“Wonderful security you have around here,” Brush snorted.

“It’s all right. They won’t talk. Shining Armor certainly won’t talk. And I told Cadance already.”

“Which leaves … oh, the entire population of Equestria.”

“It’s not a big deal to anypony that you had the surgery. It’s finding out what you used to be that might cause problems, and that wasn’t on the chart.” Twilight gave him a So Serious look. “Celestia isn’t ready to reveal that the humans still exist, let alone that one actually made it here.”

“At least I’ll be nice and inconspicuous as an earth pony, once I get out of here.”

“Don’t be too sure about that,” Twilight warned.

“Why not?”

“You’d better sit down for this,” she said. He clambered back into the bed.

“We are, for better or for worse, each other’s Very Special Somepony.”

“I like the sound of that,” Brush chirped.

“It’s not unreasonable to think that someday we’ll be wed.”

“No problem so far.”

“Now as the sister-in-law of a Princess, I have social standing only slightly below the Royals themselves. What do you think is going to happen to you if you marry me?”

“If?” Brush asked.

Twilight smiled. “No earth pony before has ever achieved such heights. If you were planning on being inconspicuous, forget about it.”

“I wanna go home,” Brush whined.

“Too late now,” Twilight said. “We’re stuck with each other.”

“So what happens next?”

“Well, you’re obviously not going to be discharged tonight, so I presume they’re going to run some more tests on you. Tomorrow we board the train to Vanhoover, so we can attend the Equestrian Library Federation convention.” She smiled. “Can you stand a three-day train ride?”

“I’m going with you,” he said. “Consider it stood.”

“After that, we come home to Ponyville, and whatever may be waiting for us.”

“Only the rest of our lives.”

Twilight kissed him. “Did I mention that I love you?”
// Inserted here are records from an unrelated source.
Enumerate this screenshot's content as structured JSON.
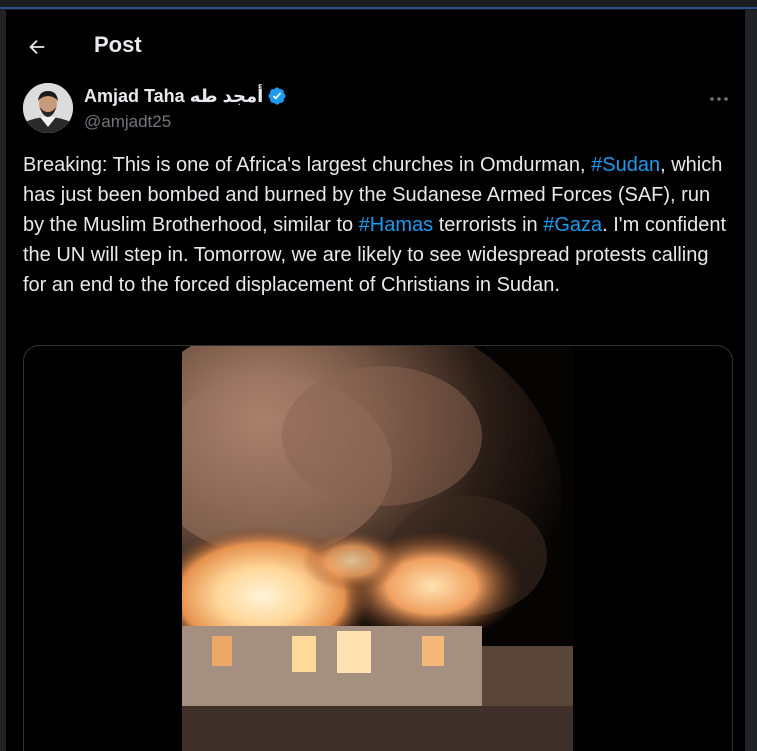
{
  "header": {
    "title": "Post"
  },
  "author": {
    "display_name": "Amjad Taha أمجد طه",
    "handle": "@amjadt25"
  },
  "tweet": {
    "text_parts": [
      "Breaking: This is one of Africa's largest churches in Omdurman, ",
      "#Sudan",
      ", which has just been bombed and burned by the Sudanese Armed Forces (SAF), run by the Muslim Brotherhood, similar to ",
      "#Hamas",
      " terrorists in ",
      "#Gaza",
      ". I'm confident the UN will step in. Tomorrow, we are likely to see widespread protests calling for an end to the forced displacement of Christians in Sudan."
    ]
  },
  "colors": {
    "background": "#000000",
    "text": "#e7e9ea",
    "secondary": "#71767b",
    "link": "#1d9bf0",
    "border": "#2f3336"
  },
  "icons": {
    "back": "arrow-left-icon",
    "verified": "verified-badge-icon",
    "more": "more-horizontal-icon"
  }
}
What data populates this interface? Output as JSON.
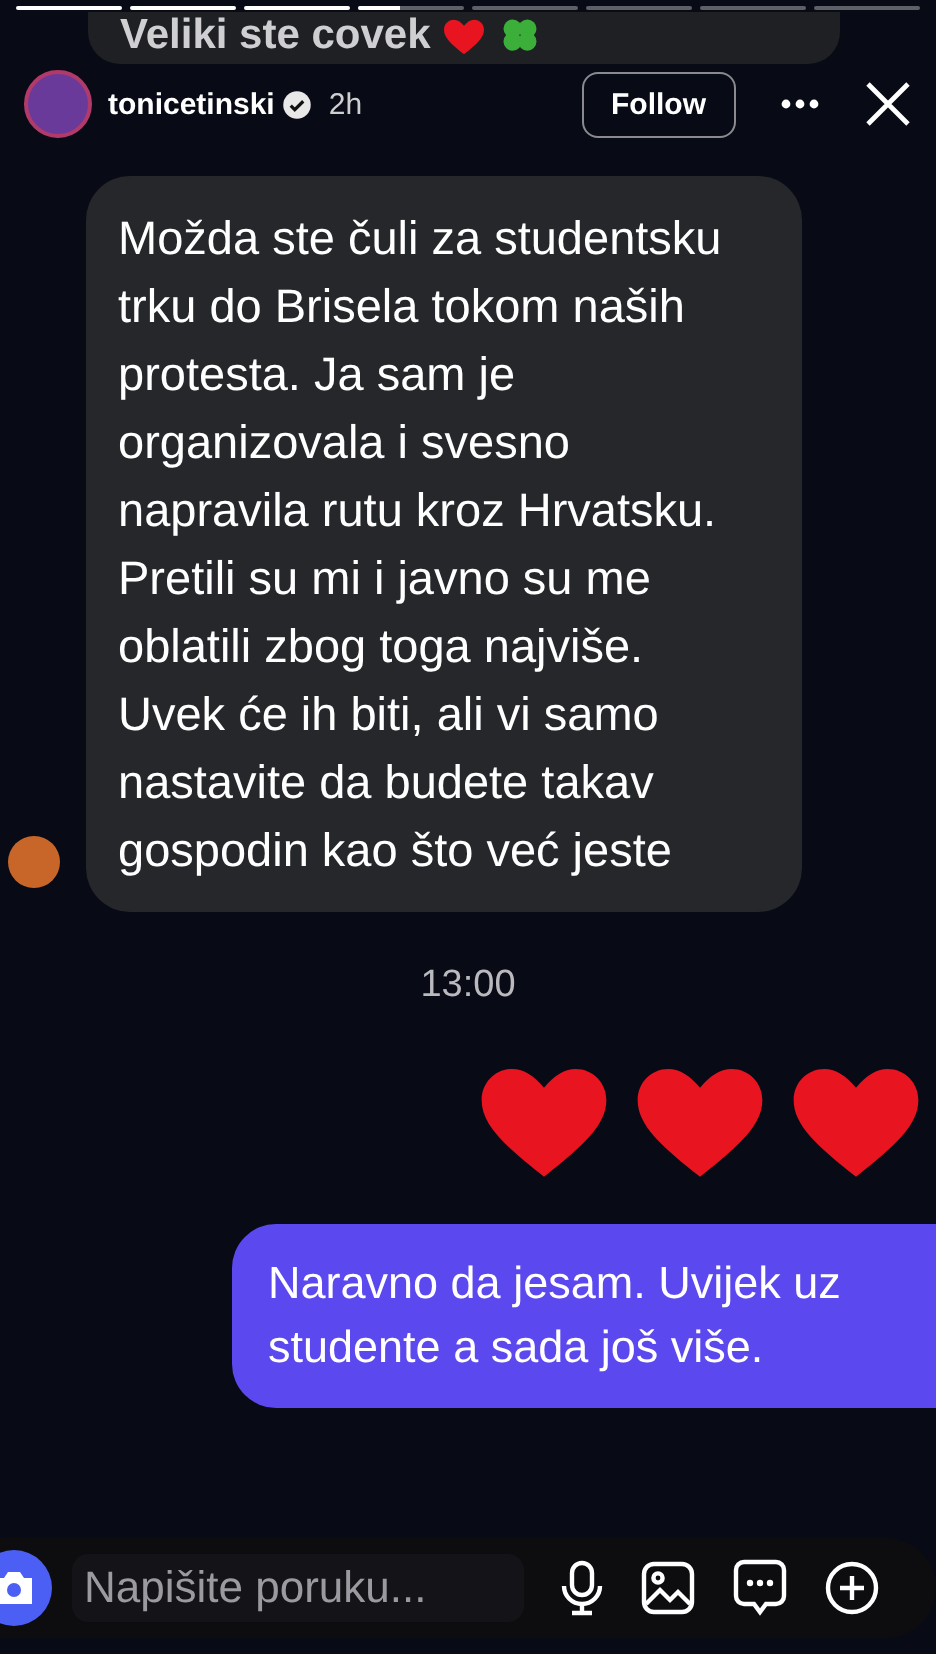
{
  "story_reply": {
    "text": "Veliki ste covek"
  },
  "story_progress": [
    {
      "level": 1
    },
    {
      "level": 1
    },
    {
      "level": 1
    },
    {
      "level": 0.4
    },
    {
      "level": 0
    },
    {
      "level": 0
    },
    {
      "level": 0
    },
    {
      "level": 0
    }
  ],
  "header": {
    "username": "tonicetinski",
    "verified": true,
    "time": "2h",
    "follow_button": "Follow"
  },
  "messages": [
    {
      "kind": "incoming",
      "text": "Možda ste čuli za studentsku trku do Brisela tokom naših protesta. Ja sam je organizovala i svesno napravila rutu kroz Hrvatsku. Pretili su mi i javno su me oblatili zbog toga najviše. Uvek će ih biti, ali vi samo nastavite da budete takav gospodin kao što već jeste"
    },
    {
      "kind": "timestamp",
      "text": "13:00"
    },
    {
      "kind": "heart_emoji"
    },
    {
      "kind": "heart_emoji"
    },
    {
      "kind": "heart_emoji"
    },
    {
      "kind": "outgoing",
      "text": "Naravno da jesam. Uvijek uz studente a sada još više."
    }
  ],
  "composer": {
    "placeholder": "Napišite poruku..."
  }
}
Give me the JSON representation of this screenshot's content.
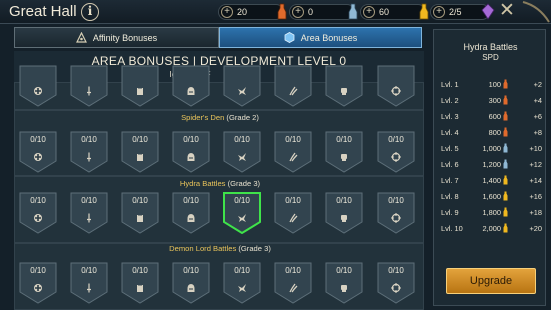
{
  "header": {
    "title": "Great Hall",
    "info_icon_label": "i",
    "resources": [
      {
        "value": "20",
        "icon": "potion-orange-icon",
        "color": "#e06a2c"
      },
      {
        "value": "0",
        "icon": "potion-blue-icon",
        "color": "#8fb8d4"
      },
      {
        "value": "60",
        "icon": "potion-yellow-icon",
        "color": "#f0b81f"
      },
      {
        "value": "2/5",
        "icon": "gem-purple-icon",
        "color": "#a56ad6"
      }
    ],
    "close_icon": "close-icon"
  },
  "tabs": [
    {
      "label": "Affinity Bonuses",
      "icon": "affinity-triangle-icon",
      "active": false
    },
    {
      "label": "Area Bonuses",
      "icon": "area-gem-icon",
      "active": true
    }
  ],
  "main": {
    "heading": "AREA BONUSES | DEVELOPMENT LEVEL 0",
    "columns": [
      "HP",
      "ATK",
      "DEF",
      "Ignore DEF",
      "SPD",
      "C. DMG",
      "RES",
      "ACC"
    ],
    "sections": [
      {
        "name": "",
        "grade": "",
        "values": [
          "",
          "",
          "",
          "",
          "",
          "",
          "",
          ""
        ]
      },
      {
        "name": "Spider's Den",
        "grade": "(Grade 2)",
        "values": [
          "0/10",
          "0/10",
          "0/10",
          "0/10",
          "0/10",
          "0/10",
          "0/10",
          "0/10"
        ]
      },
      {
        "name": "Hydra Battles",
        "grade": "(Grade 3)",
        "values": [
          "0/10",
          "0/10",
          "0/10",
          "0/10",
          "0/10",
          "0/10",
          "0/10",
          "0/10"
        ],
        "selected_index": 4
      },
      {
        "name": "Demon Lord Battles",
        "grade": "(Grade 3)",
        "values": [
          "0/10",
          "0/10",
          "0/10",
          "0/10",
          "0/10",
          "0/10",
          "0/10",
          "0/10"
        ]
      }
    ],
    "stat_icons": [
      "hp-cross-icon",
      "atk-sword-icon",
      "def-tower-icon",
      "ignore-def-helmet-icon",
      "spd-bird-icon",
      "cdmg-claw-icon",
      "res-fist-icon",
      "acc-target-icon"
    ]
  },
  "panel": {
    "title": "Hydra Battles",
    "subtitle": "SPD",
    "levels": [
      {
        "level": "Lvl. 1",
        "cost": "100",
        "bonus": "+2",
        "potion": "orange"
      },
      {
        "level": "Lvl. 2",
        "cost": "300",
        "bonus": "+4",
        "potion": "orange"
      },
      {
        "level": "Lvl. 3",
        "cost": "600",
        "bonus": "+6",
        "potion": "orange"
      },
      {
        "level": "Lvl. 4",
        "cost": "800",
        "bonus": "+8",
        "potion": "orange"
      },
      {
        "level": "Lvl. 5",
        "cost": "1,000",
        "bonus": "+10",
        "potion": "blue"
      },
      {
        "level": "Lvl. 6",
        "cost": "1,200",
        "bonus": "+12",
        "potion": "blue"
      },
      {
        "level": "Lvl. 7",
        "cost": "1,400",
        "bonus": "+14",
        "potion": "yellow"
      },
      {
        "level": "Lvl. 8",
        "cost": "1,600",
        "bonus": "+16",
        "potion": "yellow"
      },
      {
        "level": "Lvl. 9",
        "cost": "1,800",
        "bonus": "+18",
        "potion": "yellow"
      },
      {
        "level": "Lvl. 10",
        "cost": "2,000",
        "bonus": "+20",
        "potion": "yellow"
      }
    ],
    "upgrade_label": "Upgrade"
  },
  "colors": {
    "accent_gold": "#e9c45b",
    "active_tab": "#2d73ad",
    "selected_outline": "#3fe34a",
    "upgrade_button": "#d28f2a"
  }
}
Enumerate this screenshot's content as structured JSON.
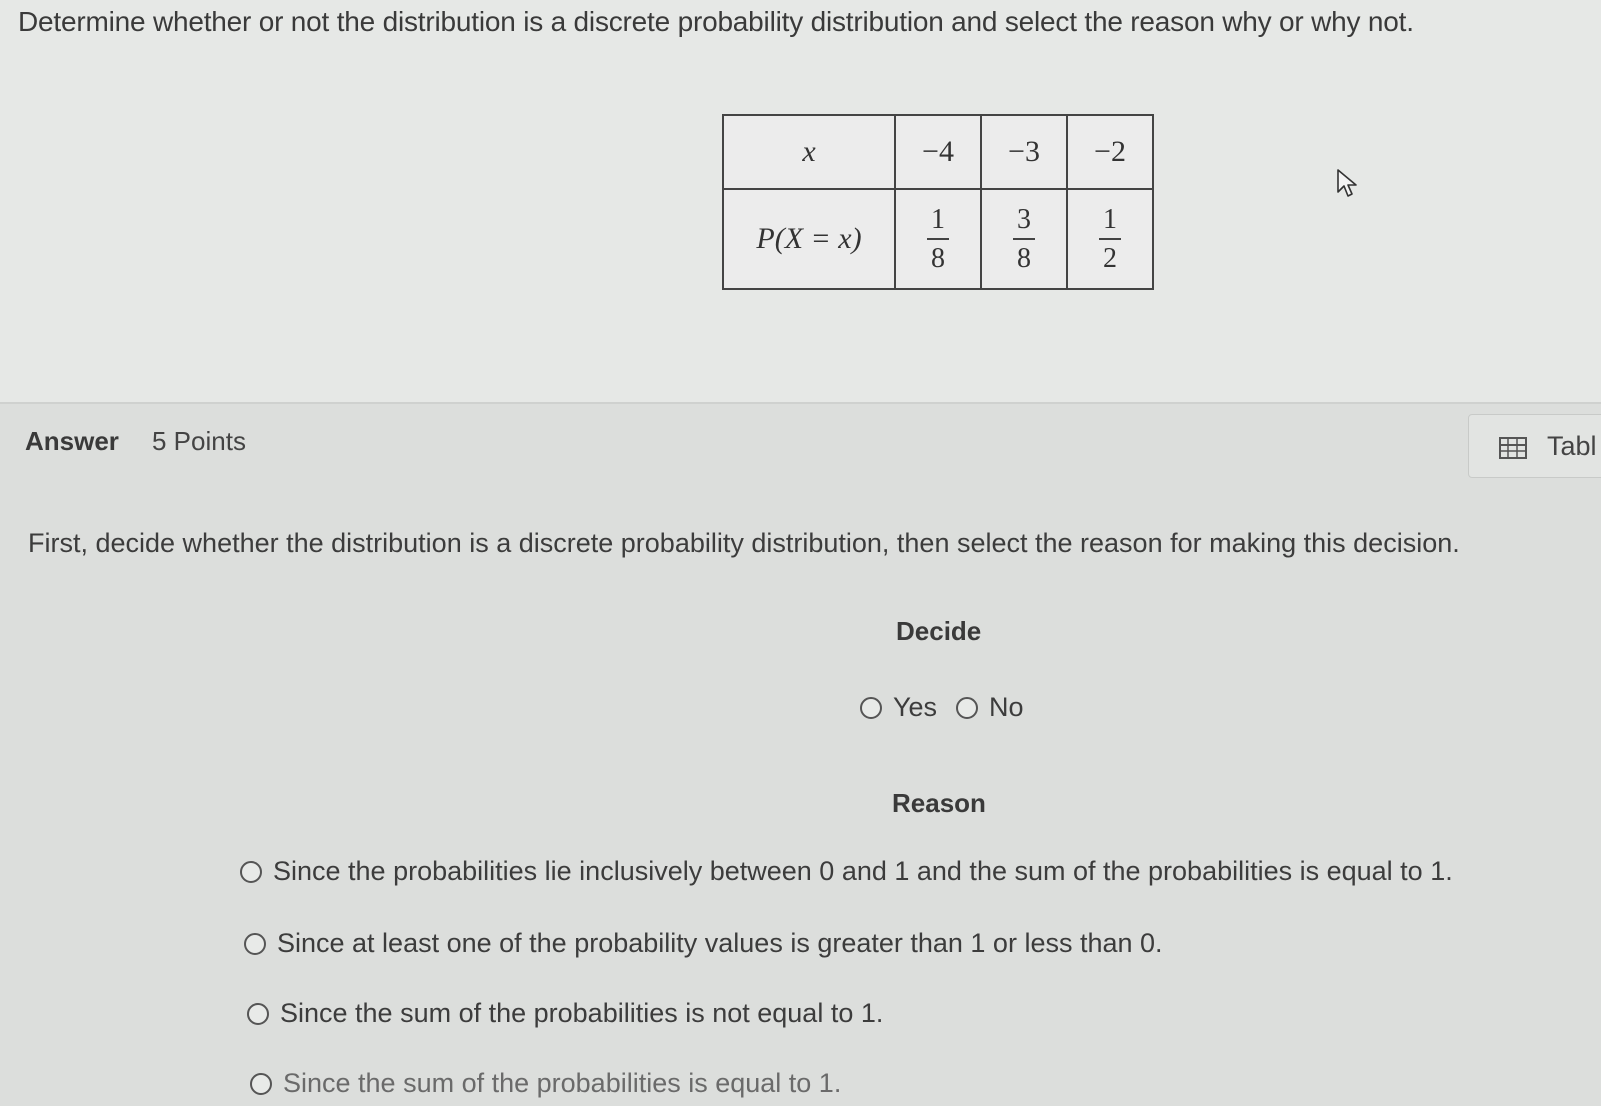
{
  "question": {
    "text": "Determine whether or not the distribution is a discrete probability distribution and select the reason why or why not."
  },
  "table": {
    "x_label": "x",
    "p_label": "P(X = x)",
    "x_values": [
      "−4",
      "−3",
      "−2"
    ],
    "probabilities": [
      {
        "num": "1",
        "den": "8"
      },
      {
        "num": "3",
        "den": "8"
      },
      {
        "num": "1",
        "den": "2"
      }
    ]
  },
  "answer": {
    "label": "Answer",
    "points": "5 Points",
    "table_button": "Tabl",
    "instructions": "First, decide whether the distribution is a discrete probability distribution, then select the reason for making this decision.",
    "decide_heading": "Decide",
    "decide_options": [
      "Yes",
      "No"
    ],
    "reason_heading": "Reason",
    "reasons": [
      "Since the probabilities lie inclusively between 0 and 1 and the sum of the probabilities is equal to 1.",
      "Since at least one of the probability values is greater than 1 or less than 0.",
      "Since the sum of the probabilities is not equal to 1.",
      "Since the sum of the probabilities is equal to 1."
    ]
  },
  "icons": {
    "table_icon": "table-grid-icon",
    "cursor": "mouse-pointer-icon"
  }
}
He stretched out his forelegs and pulled her on top of him. “You can mention that just as often as you like.”

Comments are closed.